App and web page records
_ _ _ _ _ _ _

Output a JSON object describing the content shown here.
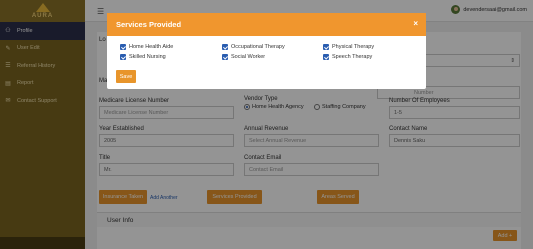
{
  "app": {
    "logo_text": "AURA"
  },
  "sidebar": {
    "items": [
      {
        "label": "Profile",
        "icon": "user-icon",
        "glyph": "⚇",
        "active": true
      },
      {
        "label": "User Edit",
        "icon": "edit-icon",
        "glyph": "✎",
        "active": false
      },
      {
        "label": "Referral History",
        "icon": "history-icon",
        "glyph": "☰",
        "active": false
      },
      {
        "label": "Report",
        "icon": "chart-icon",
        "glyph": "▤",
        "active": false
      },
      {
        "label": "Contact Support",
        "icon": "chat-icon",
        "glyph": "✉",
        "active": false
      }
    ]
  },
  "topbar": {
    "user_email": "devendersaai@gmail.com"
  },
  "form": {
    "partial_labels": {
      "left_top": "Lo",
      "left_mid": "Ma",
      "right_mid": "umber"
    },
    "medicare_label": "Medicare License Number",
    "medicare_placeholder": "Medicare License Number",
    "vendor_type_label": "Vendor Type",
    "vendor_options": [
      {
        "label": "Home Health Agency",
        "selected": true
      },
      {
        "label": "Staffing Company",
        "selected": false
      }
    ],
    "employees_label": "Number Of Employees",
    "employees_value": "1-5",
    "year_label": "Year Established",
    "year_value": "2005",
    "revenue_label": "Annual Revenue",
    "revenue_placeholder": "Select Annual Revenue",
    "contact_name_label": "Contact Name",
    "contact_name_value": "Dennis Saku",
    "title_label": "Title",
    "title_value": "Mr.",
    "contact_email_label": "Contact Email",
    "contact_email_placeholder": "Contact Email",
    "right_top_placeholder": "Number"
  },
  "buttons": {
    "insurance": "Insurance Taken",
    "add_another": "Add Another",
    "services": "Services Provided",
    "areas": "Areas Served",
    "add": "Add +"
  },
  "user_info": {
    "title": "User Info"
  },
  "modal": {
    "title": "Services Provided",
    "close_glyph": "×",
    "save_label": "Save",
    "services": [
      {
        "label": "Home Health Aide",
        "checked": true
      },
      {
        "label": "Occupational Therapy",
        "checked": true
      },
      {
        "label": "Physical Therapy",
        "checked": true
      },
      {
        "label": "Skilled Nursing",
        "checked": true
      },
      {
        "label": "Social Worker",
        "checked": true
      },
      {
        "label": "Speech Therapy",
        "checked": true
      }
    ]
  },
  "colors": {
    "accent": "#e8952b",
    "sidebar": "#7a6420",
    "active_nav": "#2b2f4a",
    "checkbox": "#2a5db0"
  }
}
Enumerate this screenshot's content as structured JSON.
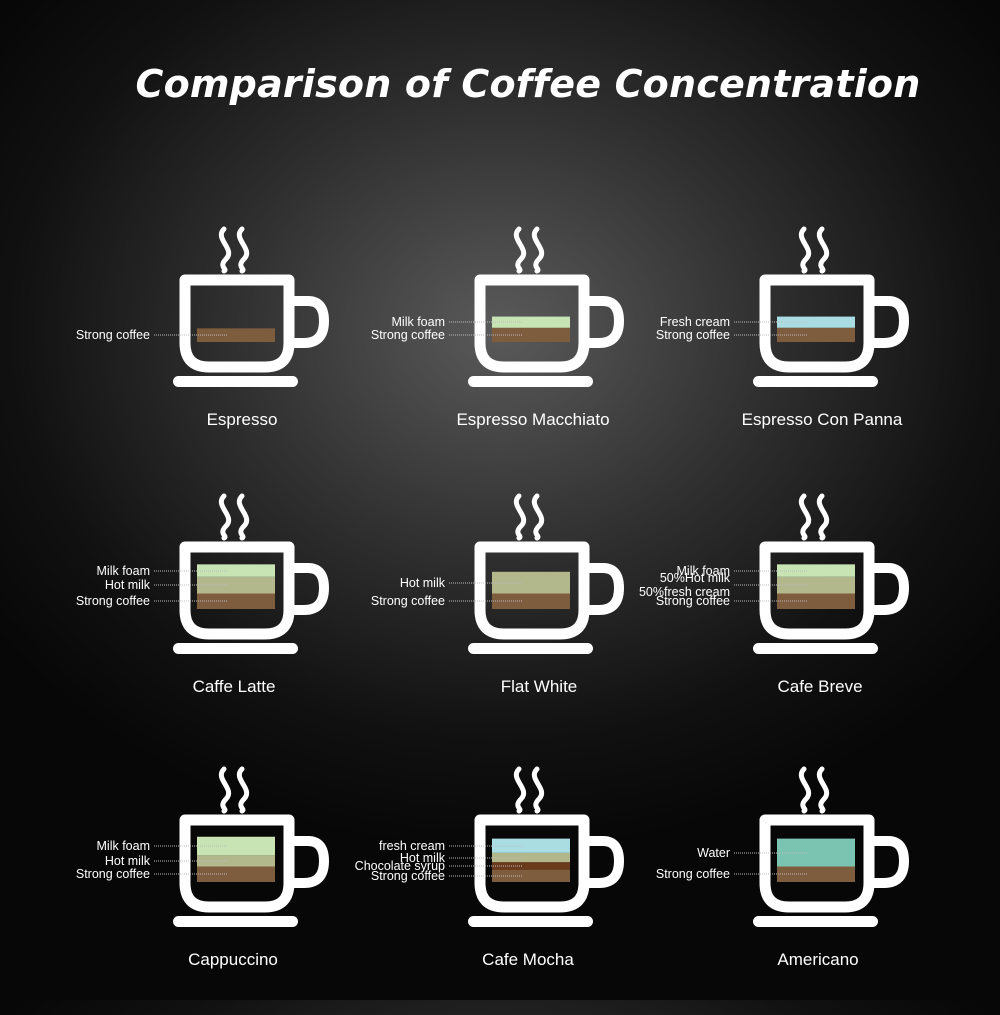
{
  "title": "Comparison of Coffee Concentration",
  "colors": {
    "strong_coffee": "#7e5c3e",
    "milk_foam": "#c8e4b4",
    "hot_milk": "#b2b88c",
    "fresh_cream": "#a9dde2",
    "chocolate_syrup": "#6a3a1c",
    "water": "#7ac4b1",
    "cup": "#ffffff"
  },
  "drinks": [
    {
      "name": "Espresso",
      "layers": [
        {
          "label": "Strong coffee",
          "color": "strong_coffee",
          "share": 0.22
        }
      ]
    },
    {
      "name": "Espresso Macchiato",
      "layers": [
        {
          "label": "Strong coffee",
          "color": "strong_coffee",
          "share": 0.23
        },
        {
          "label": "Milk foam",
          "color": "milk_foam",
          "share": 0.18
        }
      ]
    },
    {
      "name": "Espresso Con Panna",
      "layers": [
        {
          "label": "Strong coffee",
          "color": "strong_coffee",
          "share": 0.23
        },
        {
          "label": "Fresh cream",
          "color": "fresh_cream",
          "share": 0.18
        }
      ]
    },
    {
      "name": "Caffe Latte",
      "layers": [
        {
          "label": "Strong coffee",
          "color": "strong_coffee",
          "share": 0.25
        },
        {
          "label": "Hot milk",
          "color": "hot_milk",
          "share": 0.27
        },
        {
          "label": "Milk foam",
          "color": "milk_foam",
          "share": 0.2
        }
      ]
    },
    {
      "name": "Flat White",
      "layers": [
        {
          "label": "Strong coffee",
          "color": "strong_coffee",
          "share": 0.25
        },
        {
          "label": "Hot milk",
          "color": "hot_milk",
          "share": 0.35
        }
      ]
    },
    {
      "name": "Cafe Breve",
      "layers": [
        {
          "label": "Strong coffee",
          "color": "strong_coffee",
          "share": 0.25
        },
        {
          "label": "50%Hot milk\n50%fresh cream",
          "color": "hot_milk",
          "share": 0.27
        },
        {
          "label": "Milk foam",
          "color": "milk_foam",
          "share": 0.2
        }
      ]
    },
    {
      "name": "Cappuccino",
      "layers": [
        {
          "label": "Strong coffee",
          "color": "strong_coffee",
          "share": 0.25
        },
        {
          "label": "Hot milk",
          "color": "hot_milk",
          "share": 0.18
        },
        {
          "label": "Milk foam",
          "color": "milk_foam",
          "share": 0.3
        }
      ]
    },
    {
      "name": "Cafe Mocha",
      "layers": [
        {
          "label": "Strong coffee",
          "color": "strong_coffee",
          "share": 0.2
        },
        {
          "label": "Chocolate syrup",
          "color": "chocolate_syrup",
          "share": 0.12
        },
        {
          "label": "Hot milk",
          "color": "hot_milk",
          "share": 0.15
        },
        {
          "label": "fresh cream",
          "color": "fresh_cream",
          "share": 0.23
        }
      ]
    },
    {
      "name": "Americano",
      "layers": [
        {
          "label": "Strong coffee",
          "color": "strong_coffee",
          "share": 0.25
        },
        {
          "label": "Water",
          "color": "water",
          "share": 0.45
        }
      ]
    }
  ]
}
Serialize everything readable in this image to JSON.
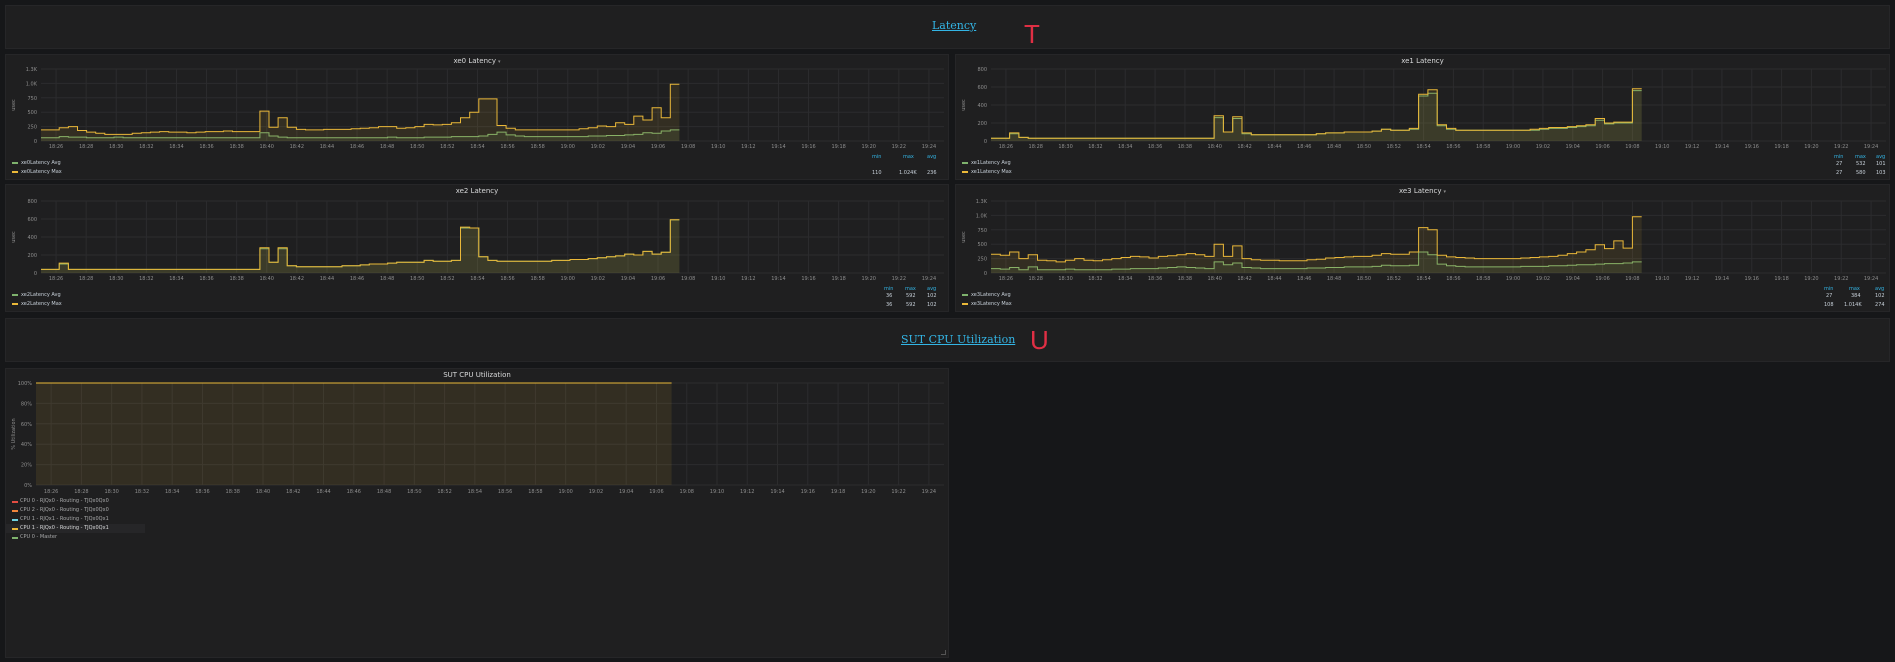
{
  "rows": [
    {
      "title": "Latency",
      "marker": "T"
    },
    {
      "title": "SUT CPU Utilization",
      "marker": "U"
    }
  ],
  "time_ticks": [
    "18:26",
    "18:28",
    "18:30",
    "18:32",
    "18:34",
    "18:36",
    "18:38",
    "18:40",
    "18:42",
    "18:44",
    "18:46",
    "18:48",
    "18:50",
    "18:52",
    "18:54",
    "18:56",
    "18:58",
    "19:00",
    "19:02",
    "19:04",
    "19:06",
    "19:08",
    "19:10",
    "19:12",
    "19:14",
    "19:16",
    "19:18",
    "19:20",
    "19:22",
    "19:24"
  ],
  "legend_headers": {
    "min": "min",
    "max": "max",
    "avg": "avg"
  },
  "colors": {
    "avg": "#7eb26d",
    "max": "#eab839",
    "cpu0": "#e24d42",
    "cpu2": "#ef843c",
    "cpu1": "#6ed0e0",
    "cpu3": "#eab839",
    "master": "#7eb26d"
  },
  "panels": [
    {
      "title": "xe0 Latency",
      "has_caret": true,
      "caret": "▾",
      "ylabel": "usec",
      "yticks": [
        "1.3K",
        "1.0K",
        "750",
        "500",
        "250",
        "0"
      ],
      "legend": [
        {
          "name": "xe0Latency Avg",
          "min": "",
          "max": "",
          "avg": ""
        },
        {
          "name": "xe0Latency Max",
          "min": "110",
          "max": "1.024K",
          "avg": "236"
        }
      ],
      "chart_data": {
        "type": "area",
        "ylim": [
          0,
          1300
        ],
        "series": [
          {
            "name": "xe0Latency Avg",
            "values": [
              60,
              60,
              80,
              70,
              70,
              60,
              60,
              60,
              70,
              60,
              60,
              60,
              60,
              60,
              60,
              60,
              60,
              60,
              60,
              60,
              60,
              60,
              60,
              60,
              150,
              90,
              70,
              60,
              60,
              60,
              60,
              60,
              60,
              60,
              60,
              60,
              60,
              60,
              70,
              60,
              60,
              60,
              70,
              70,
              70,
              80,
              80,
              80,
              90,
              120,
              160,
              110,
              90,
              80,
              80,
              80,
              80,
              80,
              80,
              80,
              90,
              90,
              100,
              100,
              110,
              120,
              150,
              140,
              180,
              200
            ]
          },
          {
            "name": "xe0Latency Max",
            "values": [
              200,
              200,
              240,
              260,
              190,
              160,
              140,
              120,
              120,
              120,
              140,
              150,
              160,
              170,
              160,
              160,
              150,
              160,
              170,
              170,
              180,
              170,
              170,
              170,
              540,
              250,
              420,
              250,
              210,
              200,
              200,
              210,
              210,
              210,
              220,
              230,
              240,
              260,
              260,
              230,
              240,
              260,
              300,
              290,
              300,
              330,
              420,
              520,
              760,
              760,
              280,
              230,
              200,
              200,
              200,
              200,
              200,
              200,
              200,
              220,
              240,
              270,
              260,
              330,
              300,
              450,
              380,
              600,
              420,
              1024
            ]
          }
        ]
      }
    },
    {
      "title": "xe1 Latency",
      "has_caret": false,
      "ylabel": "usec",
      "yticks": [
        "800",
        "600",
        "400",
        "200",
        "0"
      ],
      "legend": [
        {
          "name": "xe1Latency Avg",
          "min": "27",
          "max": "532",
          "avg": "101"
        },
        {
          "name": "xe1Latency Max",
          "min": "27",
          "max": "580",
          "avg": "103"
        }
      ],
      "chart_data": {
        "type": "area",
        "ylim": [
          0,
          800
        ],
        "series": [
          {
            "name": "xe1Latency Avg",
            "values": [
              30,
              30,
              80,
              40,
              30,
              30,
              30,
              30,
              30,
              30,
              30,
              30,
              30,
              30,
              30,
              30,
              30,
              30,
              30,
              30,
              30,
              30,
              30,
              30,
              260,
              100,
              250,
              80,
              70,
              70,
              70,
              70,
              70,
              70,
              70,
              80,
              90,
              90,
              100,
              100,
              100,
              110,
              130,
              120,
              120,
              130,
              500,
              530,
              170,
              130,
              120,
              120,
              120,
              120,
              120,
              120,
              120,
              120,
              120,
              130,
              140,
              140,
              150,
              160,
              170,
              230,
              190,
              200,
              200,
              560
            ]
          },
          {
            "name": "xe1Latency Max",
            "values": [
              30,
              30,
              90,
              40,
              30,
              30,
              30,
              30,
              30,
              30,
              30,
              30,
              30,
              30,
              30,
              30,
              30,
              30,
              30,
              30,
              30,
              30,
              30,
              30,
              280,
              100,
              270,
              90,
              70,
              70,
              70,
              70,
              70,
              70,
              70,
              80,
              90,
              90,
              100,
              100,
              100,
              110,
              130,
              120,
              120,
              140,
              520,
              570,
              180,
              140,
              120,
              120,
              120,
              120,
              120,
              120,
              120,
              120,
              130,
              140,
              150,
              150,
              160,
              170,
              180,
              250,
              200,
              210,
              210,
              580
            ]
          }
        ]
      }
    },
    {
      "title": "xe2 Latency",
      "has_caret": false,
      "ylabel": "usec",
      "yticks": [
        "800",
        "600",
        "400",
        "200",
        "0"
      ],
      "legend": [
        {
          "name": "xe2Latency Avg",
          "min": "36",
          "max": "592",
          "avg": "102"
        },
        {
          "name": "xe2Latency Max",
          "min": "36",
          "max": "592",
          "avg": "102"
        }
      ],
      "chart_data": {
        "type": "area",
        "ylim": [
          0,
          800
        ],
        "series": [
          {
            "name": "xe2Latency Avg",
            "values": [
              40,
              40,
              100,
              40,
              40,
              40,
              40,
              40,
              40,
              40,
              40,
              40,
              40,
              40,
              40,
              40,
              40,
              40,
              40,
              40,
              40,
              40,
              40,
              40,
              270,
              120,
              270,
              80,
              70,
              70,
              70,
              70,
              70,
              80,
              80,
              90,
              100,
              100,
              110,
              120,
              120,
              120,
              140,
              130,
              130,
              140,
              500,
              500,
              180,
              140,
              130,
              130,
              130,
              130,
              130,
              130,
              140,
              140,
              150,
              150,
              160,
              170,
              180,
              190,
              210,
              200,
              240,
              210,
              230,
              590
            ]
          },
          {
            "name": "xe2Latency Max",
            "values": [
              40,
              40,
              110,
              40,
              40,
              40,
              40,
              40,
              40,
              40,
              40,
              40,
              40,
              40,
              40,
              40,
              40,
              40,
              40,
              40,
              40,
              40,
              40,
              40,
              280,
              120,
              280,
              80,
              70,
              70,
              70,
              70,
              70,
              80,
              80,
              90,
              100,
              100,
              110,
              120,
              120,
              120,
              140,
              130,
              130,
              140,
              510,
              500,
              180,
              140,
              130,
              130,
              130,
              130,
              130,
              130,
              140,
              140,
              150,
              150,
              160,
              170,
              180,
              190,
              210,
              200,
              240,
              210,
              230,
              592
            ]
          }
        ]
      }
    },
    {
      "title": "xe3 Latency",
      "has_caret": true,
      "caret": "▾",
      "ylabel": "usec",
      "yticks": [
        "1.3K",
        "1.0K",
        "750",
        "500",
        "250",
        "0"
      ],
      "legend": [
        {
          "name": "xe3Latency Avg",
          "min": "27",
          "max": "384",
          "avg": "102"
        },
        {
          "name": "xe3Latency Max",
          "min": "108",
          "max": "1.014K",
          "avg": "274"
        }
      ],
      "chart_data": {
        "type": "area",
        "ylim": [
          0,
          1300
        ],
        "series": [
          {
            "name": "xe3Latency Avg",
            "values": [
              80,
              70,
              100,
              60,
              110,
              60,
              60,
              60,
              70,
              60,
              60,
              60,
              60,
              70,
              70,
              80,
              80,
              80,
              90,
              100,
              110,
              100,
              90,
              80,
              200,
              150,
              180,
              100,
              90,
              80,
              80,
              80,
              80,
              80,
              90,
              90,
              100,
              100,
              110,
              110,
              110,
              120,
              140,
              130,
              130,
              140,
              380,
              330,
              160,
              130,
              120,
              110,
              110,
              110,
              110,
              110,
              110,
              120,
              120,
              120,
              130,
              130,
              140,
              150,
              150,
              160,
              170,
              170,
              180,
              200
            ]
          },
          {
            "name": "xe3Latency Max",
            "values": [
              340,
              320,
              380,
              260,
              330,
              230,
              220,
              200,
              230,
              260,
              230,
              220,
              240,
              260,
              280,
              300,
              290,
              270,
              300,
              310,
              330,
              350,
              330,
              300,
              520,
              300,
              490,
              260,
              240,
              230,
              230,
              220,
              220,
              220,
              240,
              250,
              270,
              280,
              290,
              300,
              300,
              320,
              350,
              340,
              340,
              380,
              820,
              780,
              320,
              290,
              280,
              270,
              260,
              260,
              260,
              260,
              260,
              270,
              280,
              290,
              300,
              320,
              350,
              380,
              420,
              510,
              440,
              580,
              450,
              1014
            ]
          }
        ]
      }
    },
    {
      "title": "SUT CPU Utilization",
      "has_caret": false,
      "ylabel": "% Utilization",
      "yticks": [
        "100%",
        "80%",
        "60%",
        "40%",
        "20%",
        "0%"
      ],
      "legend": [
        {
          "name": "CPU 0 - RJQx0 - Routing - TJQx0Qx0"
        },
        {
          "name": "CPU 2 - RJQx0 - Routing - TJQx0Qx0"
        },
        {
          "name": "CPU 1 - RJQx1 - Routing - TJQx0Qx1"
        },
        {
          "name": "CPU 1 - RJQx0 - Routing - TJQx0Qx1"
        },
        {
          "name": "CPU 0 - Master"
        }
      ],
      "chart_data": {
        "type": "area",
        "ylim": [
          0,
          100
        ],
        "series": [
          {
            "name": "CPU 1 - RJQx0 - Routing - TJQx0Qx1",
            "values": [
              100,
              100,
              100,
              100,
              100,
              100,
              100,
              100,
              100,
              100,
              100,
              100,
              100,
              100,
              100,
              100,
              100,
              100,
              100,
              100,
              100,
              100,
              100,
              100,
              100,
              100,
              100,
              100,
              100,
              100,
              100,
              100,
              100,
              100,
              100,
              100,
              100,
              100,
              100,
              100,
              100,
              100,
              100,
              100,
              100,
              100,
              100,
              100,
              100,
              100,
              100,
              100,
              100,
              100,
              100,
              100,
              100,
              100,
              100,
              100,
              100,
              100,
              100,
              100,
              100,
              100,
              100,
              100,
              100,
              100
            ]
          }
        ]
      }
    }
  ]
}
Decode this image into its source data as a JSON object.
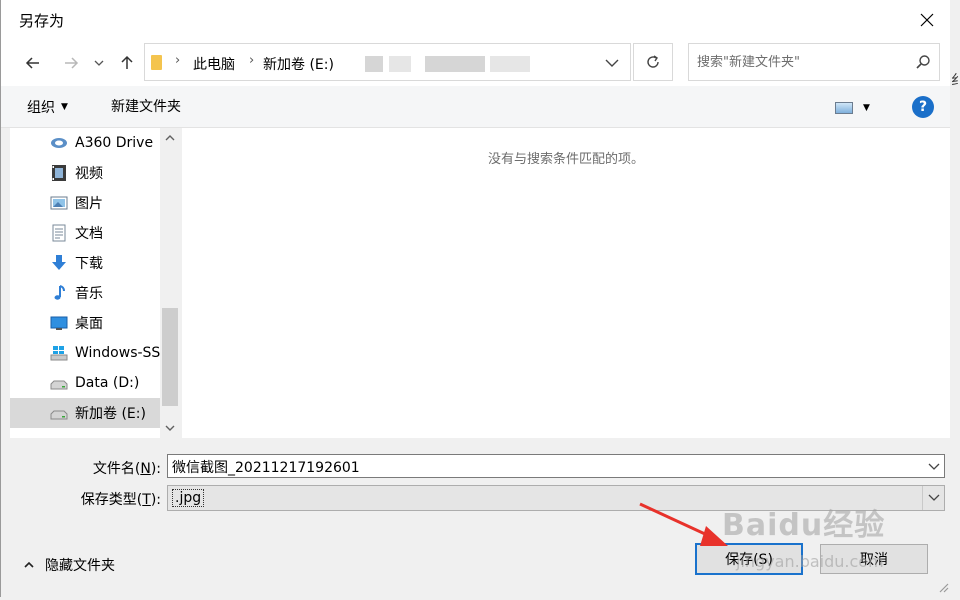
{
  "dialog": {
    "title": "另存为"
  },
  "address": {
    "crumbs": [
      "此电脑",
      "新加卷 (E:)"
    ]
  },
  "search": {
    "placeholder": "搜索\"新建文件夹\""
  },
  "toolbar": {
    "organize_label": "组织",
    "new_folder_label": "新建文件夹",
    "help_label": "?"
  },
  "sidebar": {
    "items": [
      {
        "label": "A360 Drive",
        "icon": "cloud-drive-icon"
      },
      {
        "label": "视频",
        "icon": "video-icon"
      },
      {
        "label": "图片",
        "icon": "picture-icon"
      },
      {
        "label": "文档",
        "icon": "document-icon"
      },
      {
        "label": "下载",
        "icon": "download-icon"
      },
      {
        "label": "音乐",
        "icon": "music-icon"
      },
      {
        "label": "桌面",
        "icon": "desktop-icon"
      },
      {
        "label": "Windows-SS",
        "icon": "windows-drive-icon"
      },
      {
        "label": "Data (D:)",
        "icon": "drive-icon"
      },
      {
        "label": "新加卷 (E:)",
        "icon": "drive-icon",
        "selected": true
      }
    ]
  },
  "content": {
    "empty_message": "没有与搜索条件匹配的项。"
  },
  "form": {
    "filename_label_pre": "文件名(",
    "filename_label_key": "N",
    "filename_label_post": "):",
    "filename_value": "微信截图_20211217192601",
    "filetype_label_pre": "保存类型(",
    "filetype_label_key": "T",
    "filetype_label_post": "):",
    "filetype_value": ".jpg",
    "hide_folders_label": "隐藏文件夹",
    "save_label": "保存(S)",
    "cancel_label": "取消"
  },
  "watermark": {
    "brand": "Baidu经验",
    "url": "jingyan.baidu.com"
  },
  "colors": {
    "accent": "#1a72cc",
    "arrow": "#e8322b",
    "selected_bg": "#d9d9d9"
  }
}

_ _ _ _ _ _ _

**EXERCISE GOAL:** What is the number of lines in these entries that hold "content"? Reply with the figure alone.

**YOUR RESPONSE:** 3